- [SOURCE MATERIAL]

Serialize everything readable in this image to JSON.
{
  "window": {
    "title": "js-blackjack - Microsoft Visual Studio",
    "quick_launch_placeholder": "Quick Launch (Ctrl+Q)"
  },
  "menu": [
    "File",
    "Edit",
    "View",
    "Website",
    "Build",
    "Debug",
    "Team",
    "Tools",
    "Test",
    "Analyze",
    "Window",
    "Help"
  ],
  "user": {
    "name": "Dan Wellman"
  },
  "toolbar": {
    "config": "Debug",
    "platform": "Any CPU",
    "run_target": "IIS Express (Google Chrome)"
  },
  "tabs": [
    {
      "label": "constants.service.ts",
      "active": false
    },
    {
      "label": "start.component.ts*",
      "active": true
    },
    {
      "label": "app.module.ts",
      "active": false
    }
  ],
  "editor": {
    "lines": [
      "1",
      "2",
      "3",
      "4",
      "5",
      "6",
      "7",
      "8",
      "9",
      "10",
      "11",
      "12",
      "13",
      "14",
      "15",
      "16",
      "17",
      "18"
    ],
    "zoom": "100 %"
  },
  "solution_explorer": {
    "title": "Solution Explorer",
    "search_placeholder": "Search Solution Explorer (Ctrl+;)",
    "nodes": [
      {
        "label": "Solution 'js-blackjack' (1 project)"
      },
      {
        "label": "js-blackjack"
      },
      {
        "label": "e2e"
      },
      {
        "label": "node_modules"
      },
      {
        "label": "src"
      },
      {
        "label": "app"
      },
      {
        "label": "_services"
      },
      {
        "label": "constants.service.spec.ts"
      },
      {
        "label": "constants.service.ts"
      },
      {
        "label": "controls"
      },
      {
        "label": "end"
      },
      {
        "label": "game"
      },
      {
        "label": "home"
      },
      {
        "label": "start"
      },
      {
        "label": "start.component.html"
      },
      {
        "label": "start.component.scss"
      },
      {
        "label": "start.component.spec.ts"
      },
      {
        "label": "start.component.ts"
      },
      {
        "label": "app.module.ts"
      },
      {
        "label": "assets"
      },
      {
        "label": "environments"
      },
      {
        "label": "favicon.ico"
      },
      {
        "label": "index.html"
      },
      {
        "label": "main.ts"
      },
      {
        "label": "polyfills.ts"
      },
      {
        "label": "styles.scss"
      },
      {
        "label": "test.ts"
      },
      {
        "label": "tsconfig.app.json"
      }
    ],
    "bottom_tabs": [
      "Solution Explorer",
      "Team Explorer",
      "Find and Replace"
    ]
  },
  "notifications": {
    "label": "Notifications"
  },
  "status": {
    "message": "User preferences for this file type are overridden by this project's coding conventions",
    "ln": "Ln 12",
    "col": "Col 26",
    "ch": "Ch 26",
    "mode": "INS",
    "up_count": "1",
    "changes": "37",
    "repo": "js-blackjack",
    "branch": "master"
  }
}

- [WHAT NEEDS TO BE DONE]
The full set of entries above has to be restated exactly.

- [SOLUTION TO THE PROBLEM]
Serialize everything readable in this image to JSON.
{
  "window": {
    "title": "js-blackjack - Microsoft Visual Studio",
    "quick_launch_placeholder": "Quick Launch (Ctrl+Q)"
  },
  "menu": [
    "File",
    "Edit",
    "View",
    "Website",
    "Build",
    "Debug",
    "Team",
    "Tools",
    "Test",
    "Analyze",
    "Window",
    "Help"
  ],
  "user": {
    "name": "Dan Wellman"
  },
  "toolbar": {
    "config": "Debug",
    "platform": "Any CPU",
    "run_target": "IIS Express (Google Chrome)"
  },
  "tabs": [
    {
      "label": "constants.service.ts",
      "active": false
    },
    {
      "label": "start.component.ts*",
      "active": true
    },
    {
      "label": "app.module.ts",
      "active": false
    }
  ],
  "editor": {
    "lines": [
      "1",
      "2",
      "3",
      "4",
      "5",
      "6",
      "7",
      "8",
      "9",
      "10",
      "11",
      "12",
      "13",
      "14",
      "15",
      "16",
      "17",
      "18"
    ],
    "zoom": "100 %"
  },
  "solution_explorer": {
    "title": "Solution Explorer",
    "search_placeholder": "Search Solution Explorer (Ctrl+;)",
    "nodes": [
      {
        "label": "Solution 'js-blackjack' (1 project)"
      },
      {
        "label": "js-blackjack"
      },
      {
        "label": "e2e"
      },
      {
        "label": "node_modules"
      },
      {
        "label": "src"
      },
      {
        "label": "app"
      },
      {
        "label": "_services"
      },
      {
        "label": "constants.service.spec.ts"
      },
      {
        "label": "constants.service.ts"
      },
      {
        "label": "controls"
      },
      {
        "label": "end"
      },
      {
        "label": "game"
      },
      {
        "label": "home"
      },
      {
        "label": "start"
      },
      {
        "label": "start.component.html"
      },
      {
        "label": "start.component.scss"
      },
      {
        "label": "start.component.spec.ts"
      },
      {
        "label": "start.component.ts"
      },
      {
        "label": "app.module.ts"
      },
      {
        "label": "assets"
      },
      {
        "label": "environments"
      },
      {
        "label": "favicon.ico"
      },
      {
        "label": "index.html"
      },
      {
        "label": "main.ts"
      },
      {
        "label": "polyfills.ts"
      },
      {
        "label": "styles.scss"
      },
      {
        "label": "test.ts"
      },
      {
        "label": "tsconfig.app.json"
      }
    ],
    "bottom_tabs": [
      "Solution Explorer",
      "Team Explorer",
      "Find and Replace"
    ]
  },
  "notifications": {
    "label": "Notifications"
  },
  "status": {
    "message": "User preferences for this file type are overridden by this project's coding conventions",
    "ln": "Ln 12",
    "col": "Col 26",
    "ch": "Ch 26",
    "mode": "INS",
    "up_count": "1",
    "changes": "37",
    "repo": "js-blackjack",
    "branch": "master"
  }
}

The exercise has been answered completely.